EPA has attributed virtually all of the 2,3,7,8-TCDD present in Lower Passaic River sediments to Diamond’s former operations at the Lister Avenue facility. Several other hazardous substances found in River sediments have also been linked to former operations at the Lister Avenue facility, including DDT and other pesticides.

Under the terms of the settlement, in addition to the monies already spent to investigate and remediate portions of the River, the group of company parties has collectively agreed to pay $150 million to settle their purported liability stemming from historical contamination present in a 17-mile stretch of the Lower Passaic River between Dundee Dam and its confluence with Newark Bay. This settlement will help fund the remedies EPA has selected for the Lower Passaic River, all the while ensuring that cleanup efforts will not be unreasonably delayed any further by litigation.

“Today’s EPA announcement marks a definitive step in allocating and adjudicating responsibility for the contamination of the Passaic River,” explained Jeffrey Talbert, partner at Preti Flaherty, and liaison counsel to the SPG. “This Superfund case has languished through courts and regulatory processes for far too long, while the primary culprit sought more litigation and delays, with the ultimate goal of escaping accountability.

“Mountains of scientific data, accumulated through years and countless studies, clearly showed the principal actor, and documented what it did, to create one of the biggest environmental scars of our country,” Talbert said.

Today’s announcement by EPA also marks the culmination of more than four years of fact-finding, legal and technical evaluations and mathematical calculations through an EPA sanctioned and approved allocation methodology. This painstaking process was designed to characterize the nature and extent of Passaic River contamination, allocate responsibility, and devise a path toward remediation.

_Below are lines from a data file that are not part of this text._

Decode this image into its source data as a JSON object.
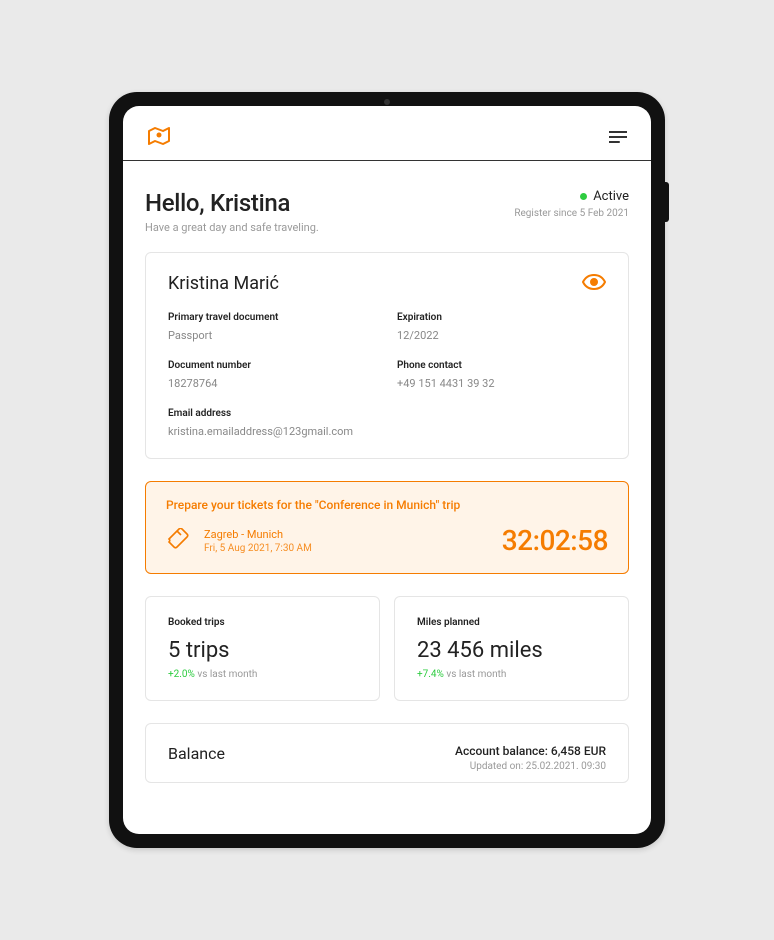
{
  "header": {
    "greeting": "Hello, Kristina",
    "tagline": "Have a great day and safe traveling.",
    "status": "Active",
    "register_since": "Register since 5 Feb 2021"
  },
  "profile": {
    "name": "Kristina Marić",
    "fields": {
      "primary_doc_label": "Primary travel document",
      "primary_doc_value": "Passport",
      "expiration_label": "Expiration",
      "expiration_value": "12/2022",
      "doc_number_label": "Document number",
      "doc_number_value": "18278764",
      "phone_label": "Phone contact",
      "phone_value": "+49 151 4431 39 32",
      "email_label": "Email address",
      "email_value": "kristina.emailaddress@123gmail.com"
    }
  },
  "alert": {
    "title": "Prepare your tickets for the \"Conference in Munich\" trip",
    "route": "Zagreb - Munich",
    "datetime": "Fri, 5 Aug 2021, 7:30 AM",
    "countdown": "32:02:58"
  },
  "stats": {
    "booked": {
      "label": "Booked trips",
      "value": "5 trips",
      "delta": "+2.0%",
      "delta_desc": " vs last month"
    },
    "miles": {
      "label": "Miles planned",
      "value": "23 456 miles",
      "delta": "+7.4%",
      "delta_desc": " vs last month"
    }
  },
  "balance": {
    "title": "Balance",
    "amount": "Account balance: 6,458 EUR",
    "updated": "Updated on: 25.02.2021. 09:30"
  }
}
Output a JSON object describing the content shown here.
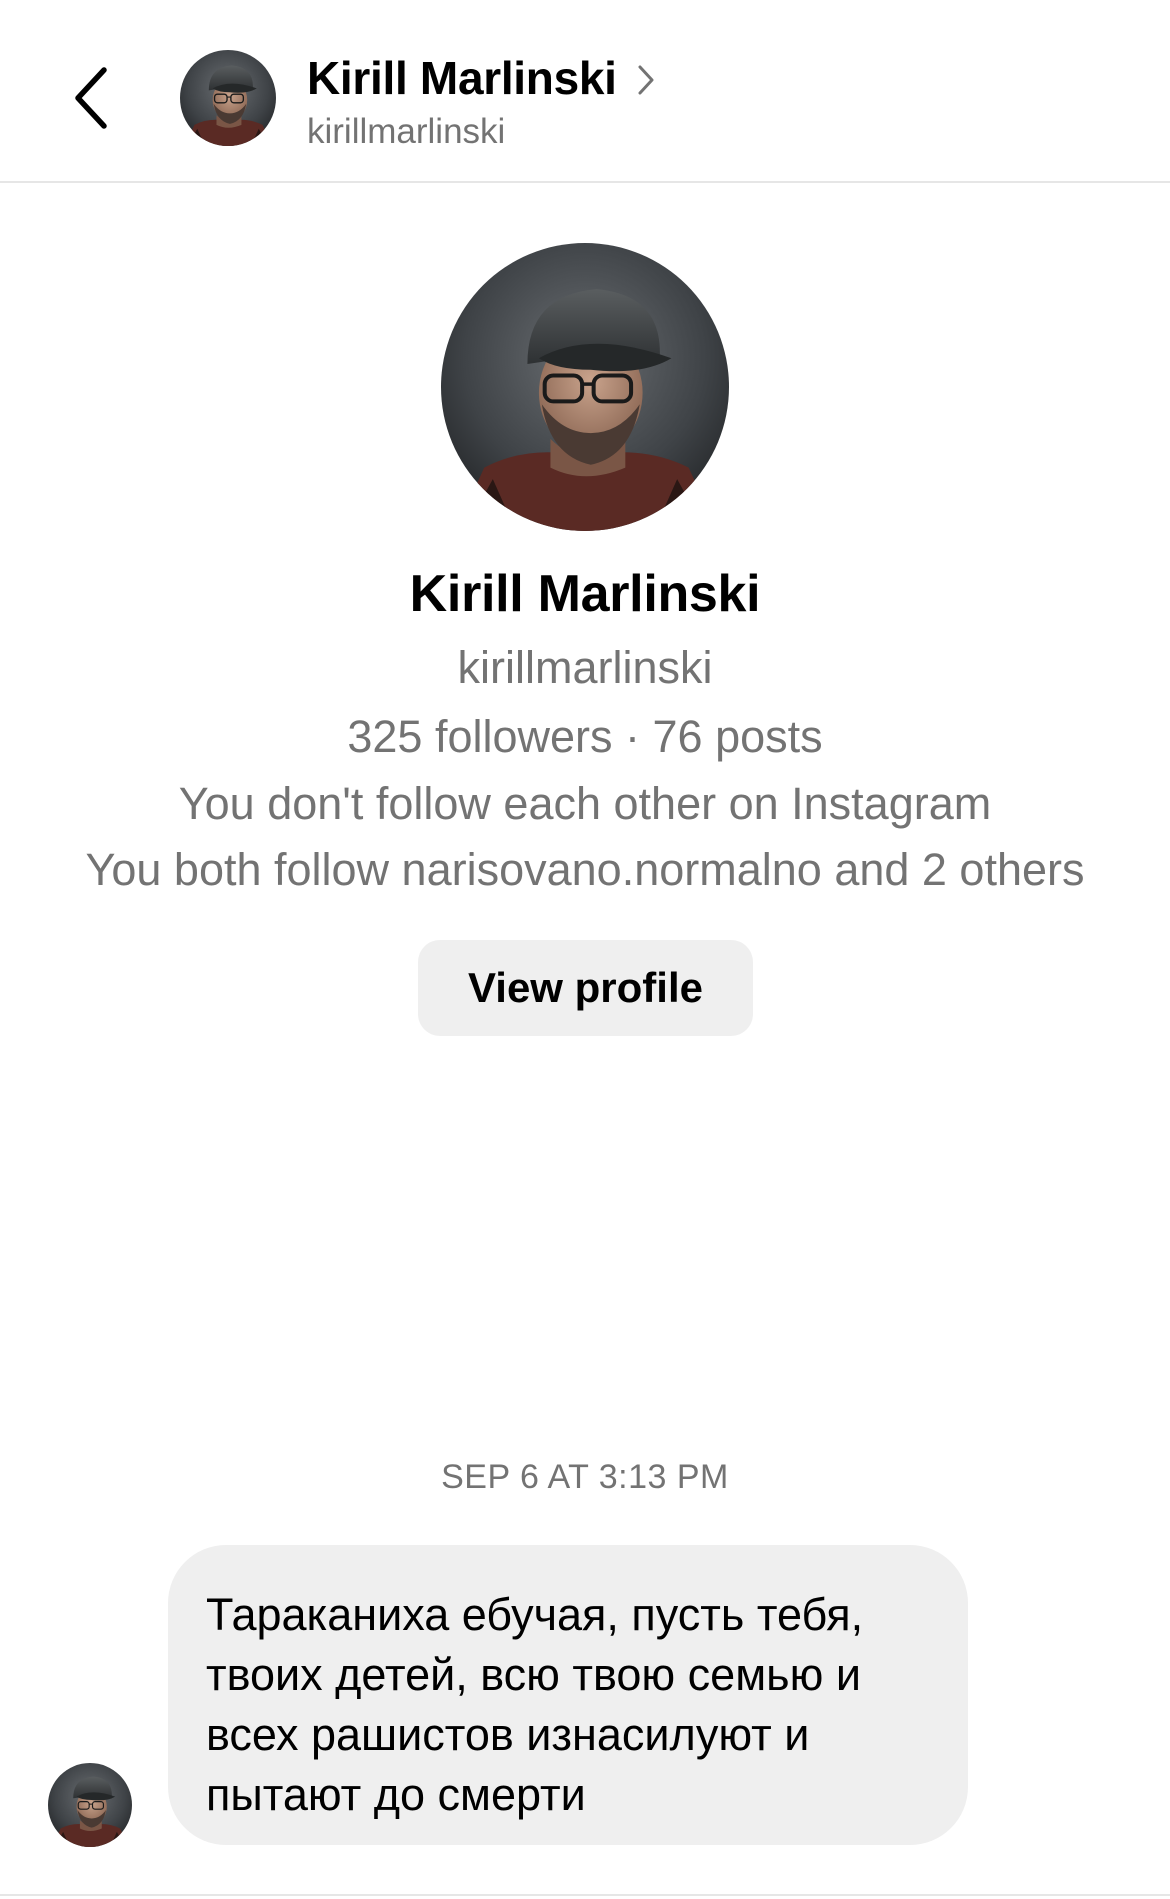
{
  "header": {
    "back_icon": "chevron-left-icon",
    "name": "Kirill Marlinski",
    "username": "kirillmarlinski",
    "chevron_icon": "chevron-right-icon"
  },
  "profile": {
    "name": "Kirill Marlinski",
    "username": "kirillmarlinski",
    "stats": "325 followers · 76 posts",
    "follow_status": "You don't follow each other on Instagram",
    "mutual": "You both follow narisovano.normalno and 2 others",
    "view_profile_label": "View profile"
  },
  "conversation": {
    "timestamp": "SEP 6 AT 3:13 PM",
    "messages": [
      {
        "text": "Тараканиха ебучая, пусть тебя,\nтвоих детей, всю твою семью и\nвсех рашистов изнасилуют и\nпытают до смерти"
      }
    ]
  },
  "colors": {
    "secondary_text": "#737373",
    "bubble_bg": "#efefef",
    "divider": "#e6e6e6"
  }
}
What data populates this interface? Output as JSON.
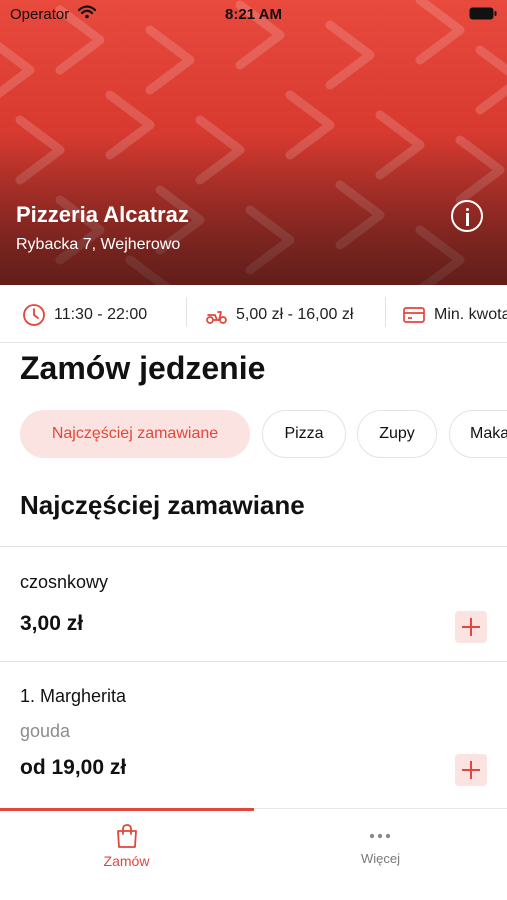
{
  "status_bar": {
    "carrier": "Operator",
    "time": "8:21 AM"
  },
  "header": {
    "restaurant_name": "Pizzeria Alcatraz",
    "address": "Rybacka  7, Wejherowo",
    "info_icon": "info-icon"
  },
  "info_strip": {
    "hours": "11:30 - 22:00",
    "delivery_cost": "5,00 zł - 16,00 zł",
    "min_order": "Min. kwota"
  },
  "page_title": "Zamów jedzenie",
  "categories": [
    "Najczęściej zamawiane",
    "Pizza",
    "Zupy",
    "Makarony"
  ],
  "section_title": "Najczęściej zamawiane",
  "items": [
    {
      "name": "czosnkowy",
      "price": "3,00 zł"
    },
    {
      "name": "1. Margherita",
      "description": "gouda",
      "price": "od 19,00 zł"
    }
  ],
  "tabbar": {
    "orders_label": "Zamów",
    "more_label": "Więcej"
  },
  "colors": {
    "accent": "#e3463a",
    "accent_light": "#fbe3e1",
    "hero": "#d83a30"
  }
}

Following a 45-day public comment period, the settling parties will request the proposed settlement be approved and entered by the Federal District Court for the District of New Jersey.

Environmental Reporter